So, just to clarify what happened yesterday - was it only yesterday? The two votes on the bluefin proposal (1 - the EU proposal which weakened the original Monaco proposal, and the only proposal that the EU member states actually had approval from their governments to vote on, and 2 - the original Monaco proposal which called for an immediate Appendix I listing) were both secret ballots. Iceland had originally requested the secret ballot on one of the votes, but it wasn't clear that it would have applied to BOTH votes. I was hoping that one of the vote counts would have been published, but I just heard from a source within the NZ delegation that the CITES bureau (group that rules on procedural issues at CoPs) have ruled that both votes were indeed secret.
The BBC is also reporting that the UK and possibly other EU member states voted in support of the Monaco proposal - which they didn't have approval to do as the EU only supported their watered-down version of the Monaco proposal. Officially the EU abstained from the 2nd vote. But since it was a secret ballot, we'll never really know.
What I forgot to mention yesterday was that when Iceland made a motion for a secret ballot, Jordan jumped in (Jordan sits near Japan) and said that some technical adjustments were needed, because when a country makes their vote, the button of their choice (yes, no, abstain) blinks for 30 seconds. So it would have been pretty obvious, at least in their immediate area, how Jordan had voted (worried about what Japan would have seen, Jordan?) The chair of Committee 1, however, put Jordan's worries to rest, saying that the technicians had already thought of that - when a secret ballot is called, ALL the buttons will blink for 30 seconds, no matter which button is pushed. Well, thank goodness for that. We're sentencing an iconic species to extinction but WHAT ABOUT THE BUTTON LIGHTS?
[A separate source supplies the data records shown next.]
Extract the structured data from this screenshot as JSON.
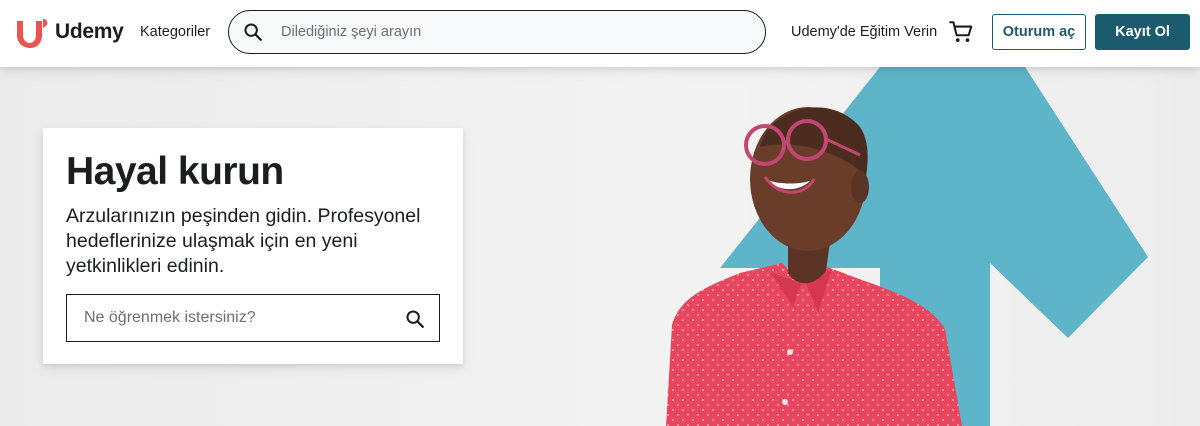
{
  "header": {
    "logo_text": "Udemy",
    "categories_label": "Kategoriler",
    "search_placeholder": "Dilediğiniz şeyi arayın",
    "teach_label": "Udemy'de Eğitim Verin",
    "login_label": "Oturum aç",
    "signup_label": "Kayıt Ol",
    "icons": {
      "search": "search-icon",
      "cart": "cart-icon",
      "logo": "udemy-logo-icon"
    }
  },
  "hero": {
    "title": "Hayal kurun",
    "subtitle": "Arzularınızın peşinden gidin. Profesyonel hedeflerinize ulaşmak için en yeni yetkinlikleri edinin.",
    "search_placeholder": "Ne öğrenmek istersiniz?",
    "image": "smiling-woman-red-shirt-with-teal-arrow"
  },
  "colors": {
    "brand": "#a435f0",
    "logo_red": "#ec5252",
    "button_teal": "#1c5a6e",
    "arrow_teal": "#5eb4c8",
    "shirt_red": "#e8465e"
  }
}
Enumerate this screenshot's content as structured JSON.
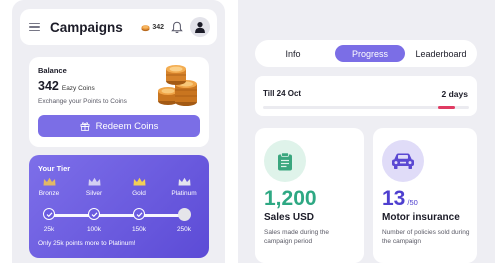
{
  "phone": {
    "header": {
      "title": "Campaigns",
      "coin_count": "342",
      "menu_icon": "hamburger-menu-icon",
      "coin_icon": "coin-icon",
      "bell_icon": "bell-icon",
      "avatar_icon": "user-avatar-icon"
    },
    "balance": {
      "label": "Balance",
      "amount": "342",
      "unit": "Eazy Coins",
      "subtitle": "Exchange your Points to Coins",
      "redeem_label": "Redeem Coins",
      "coins_image": "coin-stack-icon",
      "redeem_icon": "gift-icon"
    },
    "tier": {
      "title": "Your Tier",
      "levels": [
        {
          "name": "Bronze",
          "points": "25k",
          "reached": true
        },
        {
          "name": "Silver",
          "points": "100k",
          "reached": true
        },
        {
          "name": "Gold",
          "points": "150k",
          "reached": true
        },
        {
          "name": "Platinum",
          "points": "250k",
          "reached": false
        }
      ],
      "note": "Only 25k points more to Platinum!",
      "crown_icon": "crown-icon",
      "check_icon": "check-icon"
    }
  },
  "right": {
    "tabs": [
      {
        "label": "Info",
        "active": false
      },
      {
        "label": "Progress",
        "active": true
      },
      {
        "label": "Leaderboard",
        "active": false
      }
    ],
    "deadline": {
      "label": "Till 24 Oct",
      "remaining": "2 days",
      "elapsed_fraction": 0.93
    },
    "stats": [
      {
        "value": "1,200",
        "denominator": "",
        "label": "Sales USD",
        "description": "Sales made during the campaign period",
        "icon": "clipboard-icon"
      },
      {
        "value": "13",
        "denominator": "/50",
        "label": "Motor insurance",
        "description": "Number of policies sold during the campaign",
        "icon": "car-icon"
      }
    ]
  },
  "colors": {
    "accent": "#7b6ee6",
    "tier_gradient_start": "#7d6fe9",
    "tier_gradient_end": "#5c4bd6",
    "sales_green": "#2ea883",
    "motor_purple": "#4e3fcf",
    "deadline_red": "#e03b62",
    "background": "#eeeef3"
  }
}
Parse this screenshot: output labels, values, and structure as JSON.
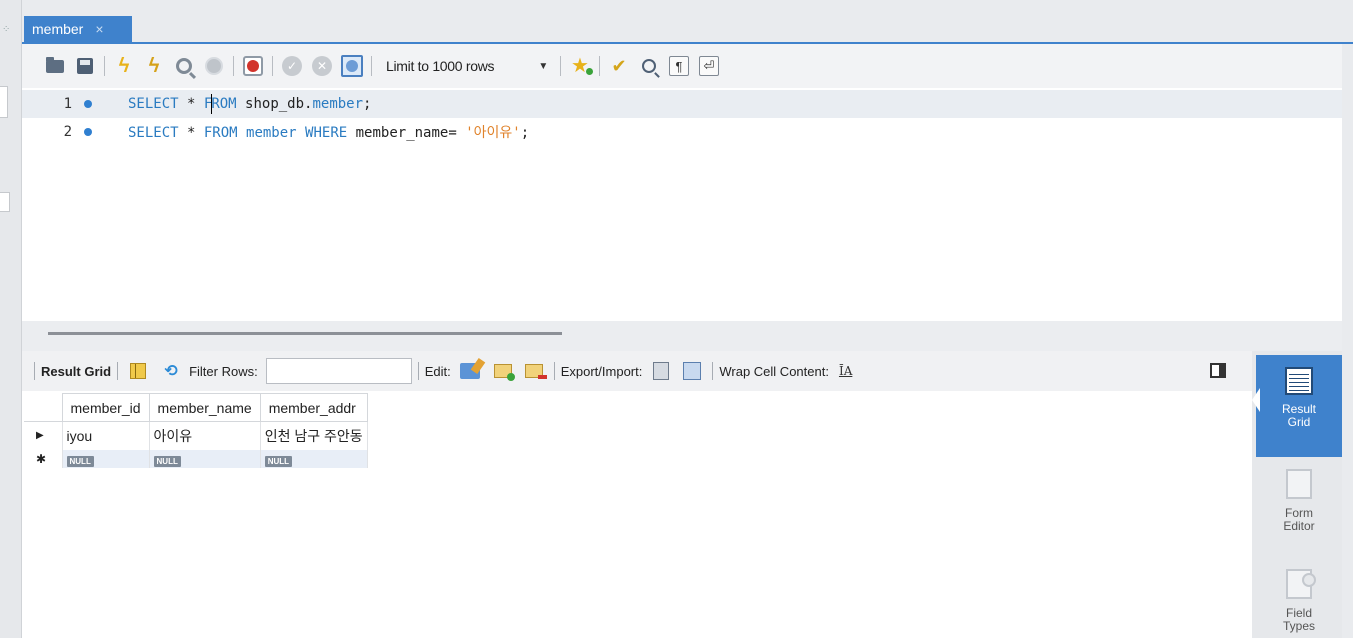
{
  "tab": {
    "title": "member",
    "close": "×"
  },
  "toolbar": {
    "limit_label": "Limit to 1000 rows"
  },
  "editor": {
    "lines": [
      {
        "num": "1",
        "kw1": "SELECT",
        "star": " * ",
        "kw2_pre": "F",
        "kw2_post": "ROM",
        "rest": " shop_db.",
        "ident2": "member",
        "end": ";"
      },
      {
        "num": "2",
        "kw1": "SELECT",
        "star": " * ",
        "kw2": "FROM",
        "table": " member ",
        "kw3": "WHERE",
        "cond": " member_name= ",
        "str": "'아이유'",
        "end": ";"
      }
    ]
  },
  "result_toolbar": {
    "result_grid": "Result Grid",
    "filter_rows": "Filter Rows:",
    "edit": "Edit:",
    "export_import": "Export/Import:",
    "wrap": "Wrap Cell Content:",
    "wrap_icon": "ĪA"
  },
  "grid": {
    "columns": [
      "member_id",
      "member_name",
      "member_addr"
    ],
    "rows": [
      [
        "iyou",
        "아이유",
        "인천 남구 주안동"
      ]
    ],
    "null_label": "NULL",
    "current_row_marker": "▶",
    "new_row_marker": "✱"
  },
  "side_panel": {
    "items": [
      {
        "label1": "Result",
        "label2": "Grid"
      },
      {
        "label1": "Form",
        "label2": "Editor"
      },
      {
        "label1": "Field",
        "label2": "Types"
      }
    ]
  }
}
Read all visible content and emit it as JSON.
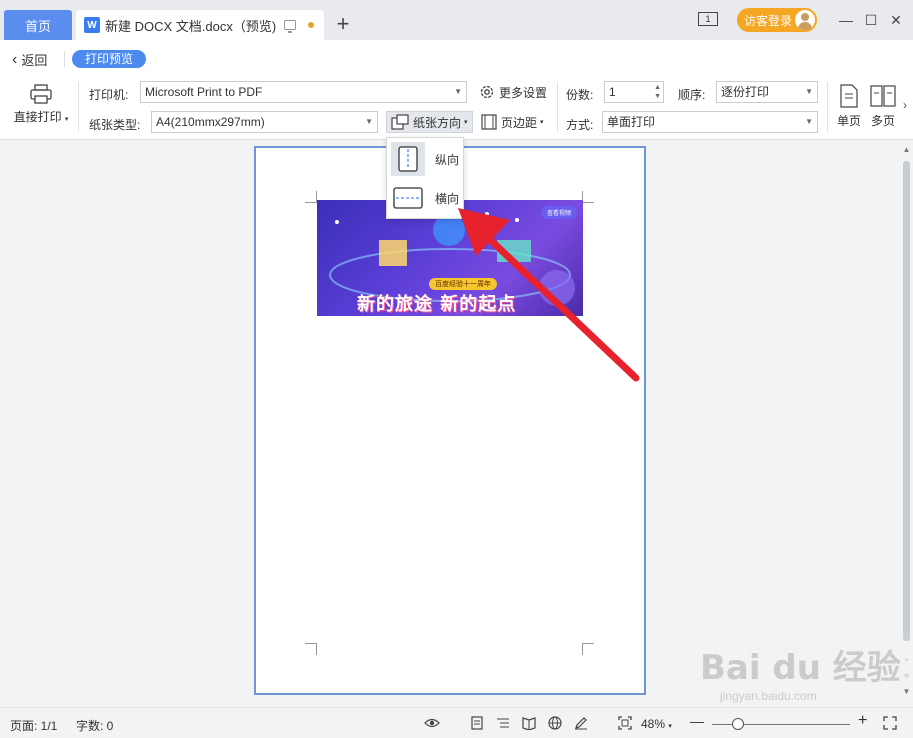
{
  "tabs": {
    "home": "首页",
    "document": "新建 DOCX 文档.docx（预览)",
    "add": "+"
  },
  "titlebar": {
    "page_count_icon": "1",
    "visitor_login": "访客登录",
    "minimize": "—",
    "maximize": "☐",
    "close": "✕"
  },
  "subbar": {
    "back": "返回",
    "mode": "打印预览"
  },
  "toolbar": {
    "direct_print": "直接打印",
    "printer_label": "打印机:",
    "printer_value": "Microsoft Print to PDF",
    "paper_label": "纸张类型:",
    "paper_value": "A4(210mmx297mm)",
    "more_settings": "更多设置",
    "orientation": "纸张方向",
    "margins": "页边距",
    "copies_label": "份数:",
    "copies_value": "1",
    "order_label": "顺序:",
    "order_value": "逐份打印",
    "mode_label": "方式:",
    "mode_value": "单面打印",
    "single_page": "单页",
    "multi_page": "多页"
  },
  "dropdown": {
    "portrait": "纵向",
    "landscape": "横向"
  },
  "banner": {
    "tag": "百度经验十一周年",
    "headline": "新的旅途 新的起点",
    "pill": "查看视频"
  },
  "statusbar": {
    "page": "页面: 1/1",
    "words": "字数: 0",
    "zoom": "48%"
  },
  "watermark": {
    "main": "Bai du 经验",
    "sub": "jingyan.baidu.com"
  },
  "colors": {
    "accent": "#4d8af0",
    "arrow": "#e8222c",
    "visitor": "#f5a623",
    "page_border": "#6f95d6"
  }
}
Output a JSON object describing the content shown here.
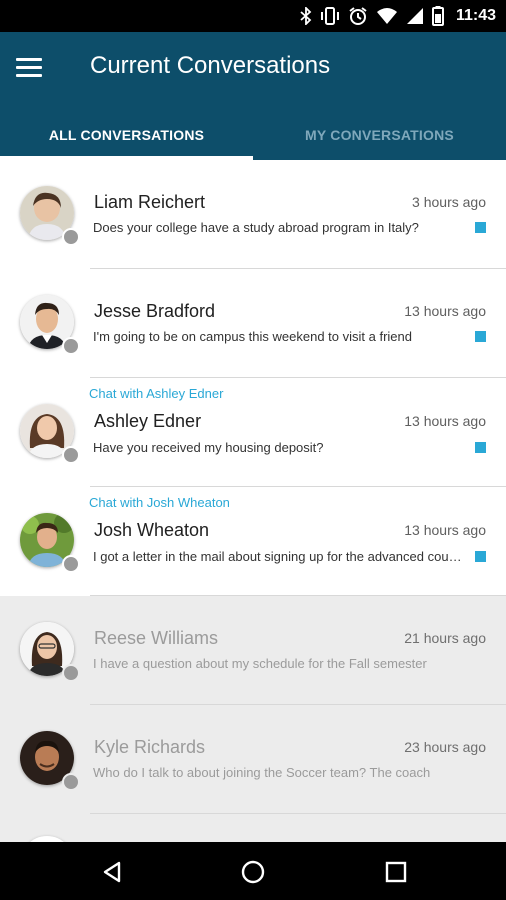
{
  "status_bar": {
    "time": "11:43",
    "icons": [
      "bluetooth-icon",
      "vibrate-icon",
      "alarm-icon",
      "wifi-icon",
      "signal-icon",
      "battery-icon"
    ]
  },
  "app_bar": {
    "title": "Current Conversations",
    "menu_icon": "hamburger-menu-icon",
    "color": "#0d4e6a"
  },
  "tabs": [
    {
      "label": "ALL CONVERSATIONS",
      "active": true
    },
    {
      "label": "MY CONVERSATIONS",
      "active": false
    }
  ],
  "accent_color": "#2aa8d6",
  "conversations": [
    {
      "chat_with": "",
      "name": "Liam Reichert",
      "time": "3 hours ago",
      "message": "Does your college have a study abroad program in Italy?",
      "unread": true
    },
    {
      "chat_with": "",
      "name": "Jesse Bradford",
      "time": "13 hours ago",
      "message": "I'm going to be on campus this weekend to visit a friend",
      "unread": true
    },
    {
      "chat_with": "Chat with Ashley Edner",
      "name": "Ashley Edner",
      "time": "13 hours ago",
      "message": "Have you received my housing deposit?",
      "unread": true
    },
    {
      "chat_with": "Chat with Josh Wheaton",
      "name": "Josh Wheaton",
      "time": "13 hours ago",
      "message": "I got a letter in the mail about signing up for the advanced course",
      "unread": true
    },
    {
      "chat_with": "",
      "name": "Reese Williams",
      "time": "21 hours ago",
      "message": "I have a question about my schedule for the Fall semester",
      "unread": false
    },
    {
      "chat_with": "",
      "name": "Kyle Richards",
      "time": "23 hours ago",
      "message": "Who do I talk to about joining the Soccer team? The coach",
      "unread": false
    }
  ],
  "nav_bar": {
    "icons": [
      "back-icon",
      "home-icon",
      "recents-icon"
    ]
  }
}
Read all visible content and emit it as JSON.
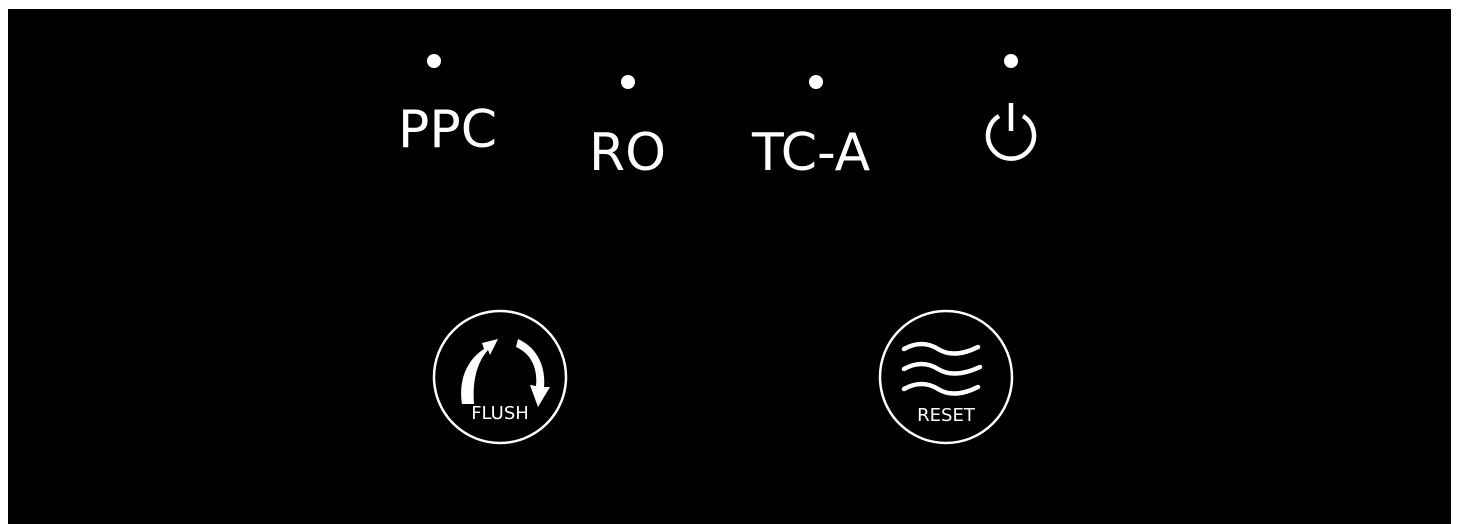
{
  "panel": {
    "background": "#000000",
    "foreground": "#ffffff",
    "indicators": [
      {
        "label": "PPC",
        "icon": "indicator-dot"
      },
      {
        "label": "RO",
        "icon": "indicator-dot"
      },
      {
        "label": "TC-A",
        "icon": "indicator-dot"
      },
      {
        "label": "",
        "icon": "power-icon"
      }
    ],
    "buttons": {
      "flush": {
        "label": "FLUSH",
        "icon": "flush-arrows-icon"
      },
      "reset": {
        "label": "RESET",
        "icon": "wave-lines-icon"
      }
    }
  }
}
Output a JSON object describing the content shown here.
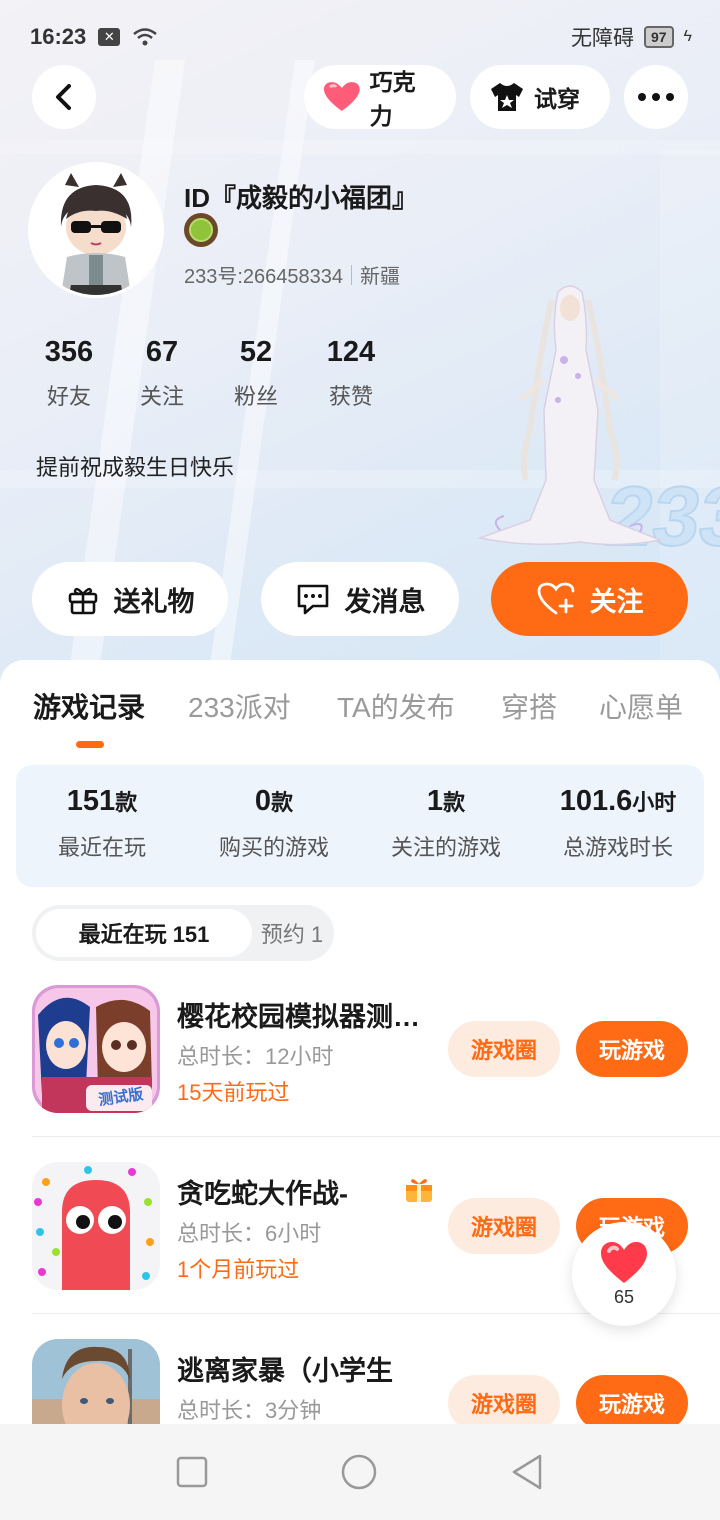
{
  "status_bar": {
    "time": "16:23",
    "accessibility": "无障碍",
    "battery": "97"
  },
  "header": {
    "chocolate_label": "巧克力",
    "tryon_label": "试穿"
  },
  "profile": {
    "name": "ID『成毅的小福团』",
    "id_text": "233号:266458334",
    "region": "新疆",
    "bio": "提前祝成毅生日快乐",
    "stats": [
      {
        "value": "356",
        "label": "好友"
      },
      {
        "value": "67",
        "label": "关注"
      },
      {
        "value": "52",
        "label": "粉丝"
      },
      {
        "value": "124",
        "label": "获赞"
      }
    ]
  },
  "actions": {
    "gift": "送礼物",
    "message": "发消息",
    "follow": "关注"
  },
  "tabs": [
    "游戏记录",
    "233派对",
    "TA的发布",
    "穿搭",
    "心愿单"
  ],
  "summary": [
    {
      "num": "151",
      "unit": "款",
      "label": "最近在玩"
    },
    {
      "num": "0",
      "unit": "款",
      "label": "购买的游戏"
    },
    {
      "num": "1",
      "unit": "款",
      "label": "关注的游戏"
    },
    {
      "num": "101.6",
      "unit": "小时",
      "label": "总游戏时长"
    }
  ],
  "segment": {
    "active": "最近在玩 151",
    "inactive": "预约 1"
  },
  "games": [
    {
      "title": "樱花校园模拟器测试版",
      "duration": "总时长：12小时",
      "last_played": "15天前玩过",
      "circle": "游戏圈",
      "play": "玩游戏",
      "icon_tag": "测试版"
    },
    {
      "title": "贪吃蛇大作战-",
      "duration": "总时长：6小时",
      "last_played": "1个月前玩过",
      "circle": "游戏圈",
      "play": "玩游戏"
    },
    {
      "title": "逃离家暴（小学生",
      "duration": "总时长：3分钟",
      "last_played": "",
      "circle": "游戏圈",
      "play": "玩游戏"
    }
  ],
  "like_fab": {
    "count": "65"
  },
  "colors": {
    "accent": "#ff6a14",
    "accent_light": "#fdebe0",
    "summary_bg": "#eef4fc"
  },
  "icons": [
    "back-icon",
    "heart-icon",
    "tshirt-icon",
    "more-icon",
    "gift-icon",
    "chat-icon",
    "heart-plus-icon",
    "square-nav-icon",
    "circle-nav-icon",
    "triangle-nav-icon"
  ]
}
Probably the worst part of the whole vote was the CLAPPING after both proposals were defeated. To to be fair, I think the whole NGO contingent - sorry, I mean the conservationist NGOs, as there are plenty of "sustainable use" NGOs that lobbied hard against both proposals and were clapping right along with the fishing nations - would have stood up and cheered if either one of these proposals had passed and/or if it had been sent to a working group. The press is reporting that it could still be brought back in plenary next Thursday, but I really don't see how. The proposals were so soundly defeated; normally any proposal brought back has to be very, very close. We shall see.